Work to be completed. Find every line of the records that has "JSON" and return it.

The input.
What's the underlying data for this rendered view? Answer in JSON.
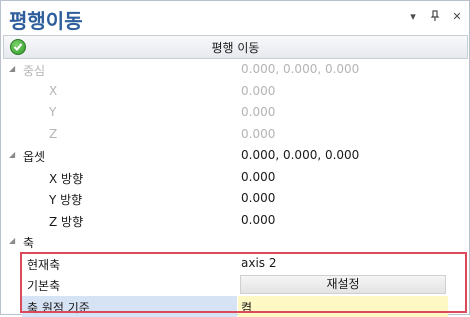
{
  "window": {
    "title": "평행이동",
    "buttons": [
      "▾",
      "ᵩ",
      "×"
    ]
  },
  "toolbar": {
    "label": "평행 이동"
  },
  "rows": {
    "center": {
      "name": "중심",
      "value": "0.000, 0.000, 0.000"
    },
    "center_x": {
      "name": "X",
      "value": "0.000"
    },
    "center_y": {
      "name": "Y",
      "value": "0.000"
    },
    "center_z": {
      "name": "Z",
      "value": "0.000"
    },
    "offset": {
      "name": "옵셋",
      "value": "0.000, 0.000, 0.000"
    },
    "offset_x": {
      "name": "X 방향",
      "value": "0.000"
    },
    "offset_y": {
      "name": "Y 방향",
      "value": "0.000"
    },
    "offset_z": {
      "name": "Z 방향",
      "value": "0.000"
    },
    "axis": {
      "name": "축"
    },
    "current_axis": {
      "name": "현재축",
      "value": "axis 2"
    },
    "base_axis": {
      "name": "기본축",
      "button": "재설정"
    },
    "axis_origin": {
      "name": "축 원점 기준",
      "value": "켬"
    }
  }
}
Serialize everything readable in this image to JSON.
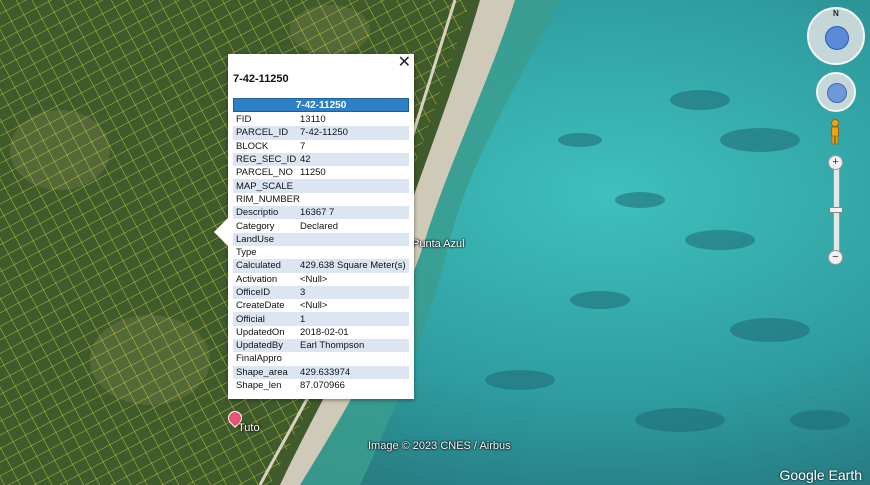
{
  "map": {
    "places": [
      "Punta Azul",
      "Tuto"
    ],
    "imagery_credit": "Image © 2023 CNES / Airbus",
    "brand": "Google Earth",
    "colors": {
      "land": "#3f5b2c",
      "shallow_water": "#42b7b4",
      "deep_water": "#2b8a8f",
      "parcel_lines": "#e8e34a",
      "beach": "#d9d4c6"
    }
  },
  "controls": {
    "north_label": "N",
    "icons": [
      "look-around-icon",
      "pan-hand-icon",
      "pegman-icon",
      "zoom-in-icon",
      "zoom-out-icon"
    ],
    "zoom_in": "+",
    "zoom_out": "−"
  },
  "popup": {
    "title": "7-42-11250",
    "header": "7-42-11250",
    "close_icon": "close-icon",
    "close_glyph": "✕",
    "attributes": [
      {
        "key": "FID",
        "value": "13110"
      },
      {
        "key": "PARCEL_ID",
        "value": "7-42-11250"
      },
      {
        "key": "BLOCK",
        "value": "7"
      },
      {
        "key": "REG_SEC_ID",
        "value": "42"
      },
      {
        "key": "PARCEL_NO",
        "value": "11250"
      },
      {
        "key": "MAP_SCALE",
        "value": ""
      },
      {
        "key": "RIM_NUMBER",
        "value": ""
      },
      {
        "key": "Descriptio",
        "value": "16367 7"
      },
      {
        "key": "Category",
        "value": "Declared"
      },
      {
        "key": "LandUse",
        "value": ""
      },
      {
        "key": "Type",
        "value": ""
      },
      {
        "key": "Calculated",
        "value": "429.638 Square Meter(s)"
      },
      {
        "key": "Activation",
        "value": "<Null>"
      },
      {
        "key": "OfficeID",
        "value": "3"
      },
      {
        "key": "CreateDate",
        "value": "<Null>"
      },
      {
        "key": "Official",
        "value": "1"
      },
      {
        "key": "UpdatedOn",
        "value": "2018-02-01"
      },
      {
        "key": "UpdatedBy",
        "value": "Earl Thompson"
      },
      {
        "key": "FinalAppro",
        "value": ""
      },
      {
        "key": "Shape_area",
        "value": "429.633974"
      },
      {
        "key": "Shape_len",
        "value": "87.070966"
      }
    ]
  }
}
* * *
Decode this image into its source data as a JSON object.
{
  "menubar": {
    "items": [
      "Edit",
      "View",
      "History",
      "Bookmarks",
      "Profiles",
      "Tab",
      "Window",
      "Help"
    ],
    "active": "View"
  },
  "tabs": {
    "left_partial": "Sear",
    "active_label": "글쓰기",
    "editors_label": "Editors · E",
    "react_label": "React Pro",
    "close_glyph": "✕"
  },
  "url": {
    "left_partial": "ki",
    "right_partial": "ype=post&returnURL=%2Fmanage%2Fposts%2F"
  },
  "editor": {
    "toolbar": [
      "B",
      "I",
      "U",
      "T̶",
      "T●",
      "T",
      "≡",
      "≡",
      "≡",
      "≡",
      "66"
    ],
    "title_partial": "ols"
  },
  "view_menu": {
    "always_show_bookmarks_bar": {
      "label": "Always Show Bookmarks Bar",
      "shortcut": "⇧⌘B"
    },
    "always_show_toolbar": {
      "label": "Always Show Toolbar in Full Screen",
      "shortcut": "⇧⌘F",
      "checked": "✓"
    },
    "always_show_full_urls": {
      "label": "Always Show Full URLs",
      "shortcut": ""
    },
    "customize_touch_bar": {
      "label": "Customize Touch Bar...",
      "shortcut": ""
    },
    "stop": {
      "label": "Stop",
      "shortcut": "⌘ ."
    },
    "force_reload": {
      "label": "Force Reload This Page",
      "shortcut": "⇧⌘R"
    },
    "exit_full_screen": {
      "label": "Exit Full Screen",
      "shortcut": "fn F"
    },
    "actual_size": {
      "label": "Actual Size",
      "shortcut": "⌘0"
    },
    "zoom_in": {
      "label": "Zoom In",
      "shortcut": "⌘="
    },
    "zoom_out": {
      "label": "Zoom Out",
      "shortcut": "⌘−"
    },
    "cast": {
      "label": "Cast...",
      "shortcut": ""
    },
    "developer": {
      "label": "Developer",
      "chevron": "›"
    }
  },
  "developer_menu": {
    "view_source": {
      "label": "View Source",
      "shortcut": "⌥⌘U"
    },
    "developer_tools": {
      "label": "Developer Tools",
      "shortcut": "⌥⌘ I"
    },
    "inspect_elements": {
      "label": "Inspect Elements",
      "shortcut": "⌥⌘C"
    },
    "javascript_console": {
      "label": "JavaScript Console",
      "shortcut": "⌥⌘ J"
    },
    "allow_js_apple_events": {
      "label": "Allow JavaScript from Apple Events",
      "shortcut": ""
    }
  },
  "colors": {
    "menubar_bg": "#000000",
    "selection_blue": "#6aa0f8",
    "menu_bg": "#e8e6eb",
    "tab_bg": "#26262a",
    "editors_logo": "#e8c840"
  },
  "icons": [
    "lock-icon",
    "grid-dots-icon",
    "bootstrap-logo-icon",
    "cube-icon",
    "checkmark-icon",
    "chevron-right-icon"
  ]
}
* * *
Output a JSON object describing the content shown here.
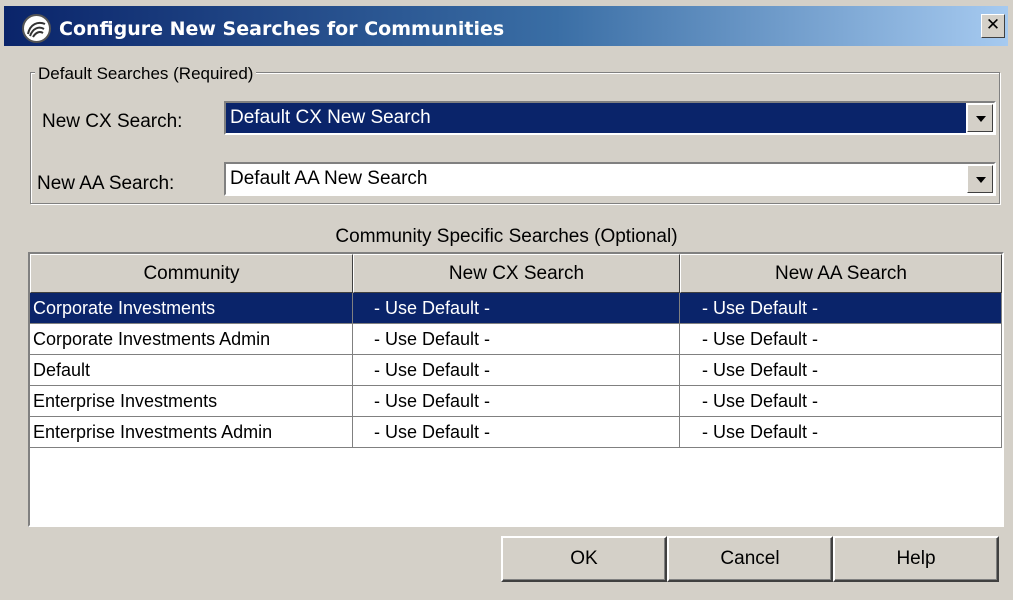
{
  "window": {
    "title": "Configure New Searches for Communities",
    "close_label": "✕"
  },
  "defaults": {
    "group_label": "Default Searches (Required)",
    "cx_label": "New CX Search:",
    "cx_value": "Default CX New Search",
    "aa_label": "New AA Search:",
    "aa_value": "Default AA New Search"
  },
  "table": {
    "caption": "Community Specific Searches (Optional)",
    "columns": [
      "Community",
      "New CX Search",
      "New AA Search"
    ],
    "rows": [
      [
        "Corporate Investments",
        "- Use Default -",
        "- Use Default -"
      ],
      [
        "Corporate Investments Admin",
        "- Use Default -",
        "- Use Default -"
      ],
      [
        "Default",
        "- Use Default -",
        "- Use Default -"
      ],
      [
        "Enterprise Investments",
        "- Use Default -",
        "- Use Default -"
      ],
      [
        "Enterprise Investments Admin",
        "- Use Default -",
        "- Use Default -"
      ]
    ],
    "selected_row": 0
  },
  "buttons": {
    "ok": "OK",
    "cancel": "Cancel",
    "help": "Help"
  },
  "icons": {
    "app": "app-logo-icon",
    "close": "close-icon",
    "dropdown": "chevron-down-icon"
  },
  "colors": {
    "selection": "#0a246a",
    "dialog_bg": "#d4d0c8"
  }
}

Task answer.
What's the underlying data for this rendered view? Answer in JSON.
Serialize everything readable in this image to JSON.
Decode this image into its source data as a JSON object.
Output a JSON object describing the content shown here.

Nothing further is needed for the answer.